What is the best scheme over the long run for identifying U.S. stock market trends? In the May 2015 version of his paper entitled “Market Timing With a Robust Moving Average”, Valeriy Zakamulin isolates the most robust moving average weighting scheme for a U.S. stock market index based on monthly data. He tests 300 weighting schemes. For all schemes, test portfolios are in stocks (a risk-free asset) when the last index price is above (below) the moving average. His principal performance metric is the Sharpe ratio. He defines robust as: (1) being insensitive to outliers; and, (2) generating consistent performance across all observed market environments. He specifies the range of observed market environments as 30 subperiods, each 10 years in length (with 5-year overlaps). He assumes that there is no optimal trend measurement look-back interval and therefore considers 15 intervals (4 to 18 months). He therefore generates 450 ranks by Sharpe ratio for each of the 300 weighting schemes and defines the most robust as the one with the highest median rank. Using monthly estimates of the Standard and Poor’s Composite Total Return Index and the risk-free rate during January 1860 through December 2014, *he finds that:*

- A convex (conventional) exponential moving average (EMA) with decay factor 0.87 is the most robust weighting scheme for the U.S. stock market measured monthly across look-back intervals and subperiods. The range of EMA decay factors from 0.85 to 0.91 (steps of 0.01) comprises seven of the 10 most robust weighting schemes.
- The simple moving average (SMA) is the fifth most robust weighting scheme out of 300.
- In general, in order to be robust, a moving average weighting scheme must underweight the oldest price changes.
- Tested over the entire sample period, SMAs compare favorably with the most robust scheme across look-back intervals, while simple momentum rules perform well only for short look-back intervals (see the chart below).
- For a fixed look-back interval of 10 months, the robust weighting scheme has the highest (second highest) median (mean) rank across subperiods. SMA is competitive with the second highest (highest) median (mean) rank.
- Findings generally still hold when using:
- The Sortino ratio to measure weighting scheme performance.
- 5-year or 10-year non-overlapping subperiods, or 5-year subperiods with 2-year or 3-year overlaps.
- One-way stocks-cash trading frictions up to 0.5%.

The following chart, constructed from data in the paper, compares gross annualized Sharpe ratios of several moving average weighting schemes for different look-back intervals over the entire 1860-2014 sample period. Competing schemes are:

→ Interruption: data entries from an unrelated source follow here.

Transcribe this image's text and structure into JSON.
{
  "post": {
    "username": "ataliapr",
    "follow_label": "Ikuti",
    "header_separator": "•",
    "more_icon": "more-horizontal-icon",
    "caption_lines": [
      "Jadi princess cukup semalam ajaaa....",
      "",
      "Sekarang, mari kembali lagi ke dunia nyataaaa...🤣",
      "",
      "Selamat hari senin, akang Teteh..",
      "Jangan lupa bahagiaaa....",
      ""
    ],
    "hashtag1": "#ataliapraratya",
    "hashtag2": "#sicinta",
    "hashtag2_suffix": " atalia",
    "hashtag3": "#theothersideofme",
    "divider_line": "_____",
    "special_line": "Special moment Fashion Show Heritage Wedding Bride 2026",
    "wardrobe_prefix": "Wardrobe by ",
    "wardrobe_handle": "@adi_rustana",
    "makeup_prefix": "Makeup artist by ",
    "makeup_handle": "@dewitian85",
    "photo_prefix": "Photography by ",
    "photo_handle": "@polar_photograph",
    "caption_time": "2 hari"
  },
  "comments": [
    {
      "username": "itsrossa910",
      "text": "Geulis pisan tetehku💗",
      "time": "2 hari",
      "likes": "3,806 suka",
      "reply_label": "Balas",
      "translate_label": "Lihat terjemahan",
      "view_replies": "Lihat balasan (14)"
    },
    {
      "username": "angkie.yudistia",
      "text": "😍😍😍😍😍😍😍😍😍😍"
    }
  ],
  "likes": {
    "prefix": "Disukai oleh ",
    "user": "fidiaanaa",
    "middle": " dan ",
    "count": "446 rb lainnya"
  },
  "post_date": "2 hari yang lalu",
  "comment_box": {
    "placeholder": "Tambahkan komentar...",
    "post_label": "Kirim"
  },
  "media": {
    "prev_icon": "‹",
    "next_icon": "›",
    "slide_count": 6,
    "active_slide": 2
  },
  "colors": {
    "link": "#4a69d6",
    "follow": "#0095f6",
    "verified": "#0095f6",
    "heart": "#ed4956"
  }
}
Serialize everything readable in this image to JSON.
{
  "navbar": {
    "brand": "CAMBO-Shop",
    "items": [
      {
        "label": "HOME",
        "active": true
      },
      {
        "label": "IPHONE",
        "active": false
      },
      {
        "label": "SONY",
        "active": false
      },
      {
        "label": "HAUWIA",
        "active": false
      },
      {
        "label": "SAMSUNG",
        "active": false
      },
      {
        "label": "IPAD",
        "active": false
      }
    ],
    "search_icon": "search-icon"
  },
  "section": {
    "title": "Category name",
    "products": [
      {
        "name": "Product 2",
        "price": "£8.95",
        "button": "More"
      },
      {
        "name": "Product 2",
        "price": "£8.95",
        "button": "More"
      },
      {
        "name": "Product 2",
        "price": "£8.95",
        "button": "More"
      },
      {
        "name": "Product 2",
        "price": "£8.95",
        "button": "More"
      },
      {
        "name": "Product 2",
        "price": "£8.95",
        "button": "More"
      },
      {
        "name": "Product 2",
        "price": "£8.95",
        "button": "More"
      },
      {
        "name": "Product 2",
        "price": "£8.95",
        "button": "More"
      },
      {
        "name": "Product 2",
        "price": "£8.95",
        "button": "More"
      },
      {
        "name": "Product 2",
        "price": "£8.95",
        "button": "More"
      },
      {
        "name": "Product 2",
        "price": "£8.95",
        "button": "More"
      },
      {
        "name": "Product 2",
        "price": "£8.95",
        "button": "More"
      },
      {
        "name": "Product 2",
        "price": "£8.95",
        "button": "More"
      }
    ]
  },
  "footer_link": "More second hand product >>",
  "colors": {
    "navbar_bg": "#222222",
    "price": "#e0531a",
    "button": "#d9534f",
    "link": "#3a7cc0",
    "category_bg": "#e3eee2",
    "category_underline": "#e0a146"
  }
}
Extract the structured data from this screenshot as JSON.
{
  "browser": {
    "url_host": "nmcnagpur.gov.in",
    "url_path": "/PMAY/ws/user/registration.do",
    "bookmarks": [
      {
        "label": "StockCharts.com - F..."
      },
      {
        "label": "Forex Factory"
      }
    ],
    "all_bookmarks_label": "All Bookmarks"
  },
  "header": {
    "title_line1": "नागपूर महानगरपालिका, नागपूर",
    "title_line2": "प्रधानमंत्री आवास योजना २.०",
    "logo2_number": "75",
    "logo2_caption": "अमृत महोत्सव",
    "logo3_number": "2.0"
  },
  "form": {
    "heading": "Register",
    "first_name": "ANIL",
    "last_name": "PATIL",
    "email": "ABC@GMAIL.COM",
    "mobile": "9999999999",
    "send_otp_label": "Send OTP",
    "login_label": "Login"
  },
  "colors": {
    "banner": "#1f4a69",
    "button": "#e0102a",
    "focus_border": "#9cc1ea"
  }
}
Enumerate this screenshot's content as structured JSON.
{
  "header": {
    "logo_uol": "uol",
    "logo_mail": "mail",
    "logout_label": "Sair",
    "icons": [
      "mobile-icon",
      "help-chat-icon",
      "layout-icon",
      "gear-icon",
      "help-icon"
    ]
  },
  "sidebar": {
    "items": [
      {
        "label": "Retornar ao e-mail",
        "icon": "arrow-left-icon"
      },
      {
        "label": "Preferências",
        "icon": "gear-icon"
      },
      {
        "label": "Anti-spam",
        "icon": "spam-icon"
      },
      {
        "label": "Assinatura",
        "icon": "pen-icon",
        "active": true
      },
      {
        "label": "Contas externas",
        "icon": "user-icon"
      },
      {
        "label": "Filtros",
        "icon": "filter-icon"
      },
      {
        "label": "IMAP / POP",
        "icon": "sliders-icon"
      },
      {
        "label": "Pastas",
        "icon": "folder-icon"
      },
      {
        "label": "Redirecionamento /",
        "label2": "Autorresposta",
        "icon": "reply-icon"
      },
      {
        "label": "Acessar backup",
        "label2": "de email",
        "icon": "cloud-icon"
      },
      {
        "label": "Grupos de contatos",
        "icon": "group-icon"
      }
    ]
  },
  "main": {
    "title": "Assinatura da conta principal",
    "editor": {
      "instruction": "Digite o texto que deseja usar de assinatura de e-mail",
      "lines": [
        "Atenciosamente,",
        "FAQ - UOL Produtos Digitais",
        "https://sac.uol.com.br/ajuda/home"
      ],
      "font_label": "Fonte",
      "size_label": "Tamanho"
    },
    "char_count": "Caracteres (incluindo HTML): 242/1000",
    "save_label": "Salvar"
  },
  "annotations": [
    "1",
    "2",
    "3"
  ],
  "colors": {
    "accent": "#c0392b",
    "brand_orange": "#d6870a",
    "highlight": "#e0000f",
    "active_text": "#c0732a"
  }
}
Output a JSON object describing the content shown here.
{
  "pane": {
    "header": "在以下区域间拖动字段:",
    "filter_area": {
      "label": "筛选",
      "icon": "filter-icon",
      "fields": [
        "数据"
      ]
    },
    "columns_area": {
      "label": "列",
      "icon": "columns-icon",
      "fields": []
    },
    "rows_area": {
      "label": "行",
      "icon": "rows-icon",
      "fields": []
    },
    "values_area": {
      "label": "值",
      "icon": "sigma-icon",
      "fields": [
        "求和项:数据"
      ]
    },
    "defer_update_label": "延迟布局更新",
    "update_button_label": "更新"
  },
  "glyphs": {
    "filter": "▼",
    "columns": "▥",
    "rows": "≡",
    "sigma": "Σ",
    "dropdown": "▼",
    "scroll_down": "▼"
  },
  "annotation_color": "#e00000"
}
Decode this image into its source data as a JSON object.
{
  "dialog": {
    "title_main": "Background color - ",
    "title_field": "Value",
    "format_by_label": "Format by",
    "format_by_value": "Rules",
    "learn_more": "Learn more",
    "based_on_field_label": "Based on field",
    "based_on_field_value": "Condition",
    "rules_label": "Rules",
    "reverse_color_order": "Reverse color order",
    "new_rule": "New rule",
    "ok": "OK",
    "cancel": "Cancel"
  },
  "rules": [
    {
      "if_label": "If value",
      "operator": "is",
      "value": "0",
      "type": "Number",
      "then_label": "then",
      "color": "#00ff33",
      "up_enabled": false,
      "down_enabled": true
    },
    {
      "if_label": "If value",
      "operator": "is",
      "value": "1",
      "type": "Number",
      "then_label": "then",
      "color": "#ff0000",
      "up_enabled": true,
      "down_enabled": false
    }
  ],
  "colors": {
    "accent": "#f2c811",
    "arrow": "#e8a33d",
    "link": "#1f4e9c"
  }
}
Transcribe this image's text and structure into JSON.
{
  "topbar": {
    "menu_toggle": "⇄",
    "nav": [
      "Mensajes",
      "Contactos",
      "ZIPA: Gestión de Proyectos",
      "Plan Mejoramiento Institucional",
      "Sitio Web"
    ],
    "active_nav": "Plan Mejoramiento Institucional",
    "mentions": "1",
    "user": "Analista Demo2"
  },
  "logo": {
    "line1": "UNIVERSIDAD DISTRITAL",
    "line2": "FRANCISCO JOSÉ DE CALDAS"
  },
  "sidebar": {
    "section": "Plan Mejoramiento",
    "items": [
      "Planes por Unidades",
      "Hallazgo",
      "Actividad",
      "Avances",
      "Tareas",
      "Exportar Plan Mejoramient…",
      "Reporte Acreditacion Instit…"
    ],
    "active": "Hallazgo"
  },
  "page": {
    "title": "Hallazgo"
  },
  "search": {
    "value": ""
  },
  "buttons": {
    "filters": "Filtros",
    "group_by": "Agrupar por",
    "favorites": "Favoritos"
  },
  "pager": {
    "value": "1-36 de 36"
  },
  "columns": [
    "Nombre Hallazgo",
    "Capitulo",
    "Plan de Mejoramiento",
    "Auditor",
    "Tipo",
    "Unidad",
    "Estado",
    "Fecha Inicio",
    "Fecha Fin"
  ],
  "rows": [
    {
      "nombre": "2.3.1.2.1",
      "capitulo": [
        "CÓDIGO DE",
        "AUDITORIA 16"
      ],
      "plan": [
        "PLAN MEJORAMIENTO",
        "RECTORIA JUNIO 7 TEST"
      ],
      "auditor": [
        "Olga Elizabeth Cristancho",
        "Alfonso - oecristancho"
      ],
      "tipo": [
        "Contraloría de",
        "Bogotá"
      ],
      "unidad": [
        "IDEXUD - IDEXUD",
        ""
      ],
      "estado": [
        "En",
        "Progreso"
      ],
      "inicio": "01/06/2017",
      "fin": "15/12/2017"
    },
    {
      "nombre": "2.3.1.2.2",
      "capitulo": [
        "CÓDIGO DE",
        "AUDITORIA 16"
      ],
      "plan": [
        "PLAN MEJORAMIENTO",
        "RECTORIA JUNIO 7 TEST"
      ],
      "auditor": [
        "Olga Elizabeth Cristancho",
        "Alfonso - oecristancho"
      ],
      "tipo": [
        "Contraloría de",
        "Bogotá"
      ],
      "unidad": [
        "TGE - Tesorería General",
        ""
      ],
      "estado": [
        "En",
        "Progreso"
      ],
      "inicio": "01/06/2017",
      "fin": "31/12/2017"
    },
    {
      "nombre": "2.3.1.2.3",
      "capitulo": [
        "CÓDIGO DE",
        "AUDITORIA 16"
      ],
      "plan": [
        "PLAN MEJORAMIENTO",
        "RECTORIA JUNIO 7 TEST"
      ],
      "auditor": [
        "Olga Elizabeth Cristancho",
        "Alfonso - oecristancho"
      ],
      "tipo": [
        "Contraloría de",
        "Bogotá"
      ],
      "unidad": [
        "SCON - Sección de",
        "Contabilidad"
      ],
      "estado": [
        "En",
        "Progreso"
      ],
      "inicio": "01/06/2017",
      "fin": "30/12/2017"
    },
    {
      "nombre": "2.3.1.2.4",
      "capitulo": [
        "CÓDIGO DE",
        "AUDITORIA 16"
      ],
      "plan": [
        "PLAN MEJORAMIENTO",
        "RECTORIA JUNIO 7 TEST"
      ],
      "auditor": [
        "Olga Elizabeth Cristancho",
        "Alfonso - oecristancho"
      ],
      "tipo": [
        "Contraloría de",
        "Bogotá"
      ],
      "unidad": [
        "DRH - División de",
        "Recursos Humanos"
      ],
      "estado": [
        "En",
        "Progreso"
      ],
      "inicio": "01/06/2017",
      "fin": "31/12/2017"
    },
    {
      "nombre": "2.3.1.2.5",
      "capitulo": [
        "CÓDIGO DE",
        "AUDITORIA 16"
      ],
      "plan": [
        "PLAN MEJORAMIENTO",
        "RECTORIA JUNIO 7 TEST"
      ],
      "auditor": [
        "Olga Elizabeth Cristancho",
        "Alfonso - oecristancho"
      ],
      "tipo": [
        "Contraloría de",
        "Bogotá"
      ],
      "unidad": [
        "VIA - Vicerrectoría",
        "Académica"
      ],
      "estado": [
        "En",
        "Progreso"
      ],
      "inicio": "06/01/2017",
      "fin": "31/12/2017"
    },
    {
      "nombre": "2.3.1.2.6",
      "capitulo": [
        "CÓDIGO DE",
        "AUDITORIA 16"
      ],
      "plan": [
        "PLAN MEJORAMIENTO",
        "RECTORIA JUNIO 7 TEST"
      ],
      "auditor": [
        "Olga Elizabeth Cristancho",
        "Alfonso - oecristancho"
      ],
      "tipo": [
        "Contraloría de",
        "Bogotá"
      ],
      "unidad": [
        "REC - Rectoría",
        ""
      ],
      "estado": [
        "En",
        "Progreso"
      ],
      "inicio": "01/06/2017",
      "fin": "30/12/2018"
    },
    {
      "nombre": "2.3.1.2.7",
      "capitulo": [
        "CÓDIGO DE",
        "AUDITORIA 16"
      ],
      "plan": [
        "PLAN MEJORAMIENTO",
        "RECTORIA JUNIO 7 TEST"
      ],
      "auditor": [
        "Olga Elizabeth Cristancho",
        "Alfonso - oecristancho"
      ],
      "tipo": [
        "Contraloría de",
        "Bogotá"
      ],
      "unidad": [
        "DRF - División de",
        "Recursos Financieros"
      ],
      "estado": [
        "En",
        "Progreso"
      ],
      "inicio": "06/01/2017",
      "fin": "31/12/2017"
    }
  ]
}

- Market – buy and hold the index.
- Robust – top-ranked scheme as detailed above (conventional EMA with decay factor 0.87).
- MOM – simple momentum based on prices at beginnings and ends of look-back intervals.
- SMA – simple moving average.
- DCM – double crossover method comparing short-interval and long-interval EMAs, both with decay factor 0.9.

Results suggest that:

- SMA is generally competitive with Robust.
- MOM is competitive for short look-back intervals, but not for long ones.
- DCM is generally inferior to Robust and SMA.

In summary, *evidence suggests that a conventional EMA is the best moving average weighting scheme for the U.S. stock market over the long run, but the SMA is competitive.*

Cautions regarding findings include:

- There may be data quality issues due to use of approximations/modeling in constructing the long price series.
- Testing many alternative rules on the same data introduces data snooping bias, such that the best-performing rules overstates expected Sharpe ratios. Since the number of rules tested is known, the study could explicitly correct for this bias.
- Data may not have been available in a timely manner as assumed over much of the sample period, making a part of backtests unrealistic. A robustness test with a delay between monthly moving average calculations and portfolio formation may be informative.
- Findings may differ for other asset price series due to inherently different behaviors (see, for example, “Optimal Intrinsic Momentum and SMA Intervals Across Asset Classes” and “SMA Signal Effectiveness Across Stock ETFs”).
- Use of an index ignores the costs of maintaining a tradable tracking fund. Incorporating such costs would lower all reported Sharpe ratios. Also, the existence of such a fund during the entire sample period may have altered investor behavior.
- Most analyses ignore stocks-cash switching frictions. Accounting for these frictions would lower Sharpe ratios for active strategies. Regarding the robustness test, the upper bound of 0.5% is arguably too low for large parts of the sample period (see “Trading Frictions Over the Long Run”).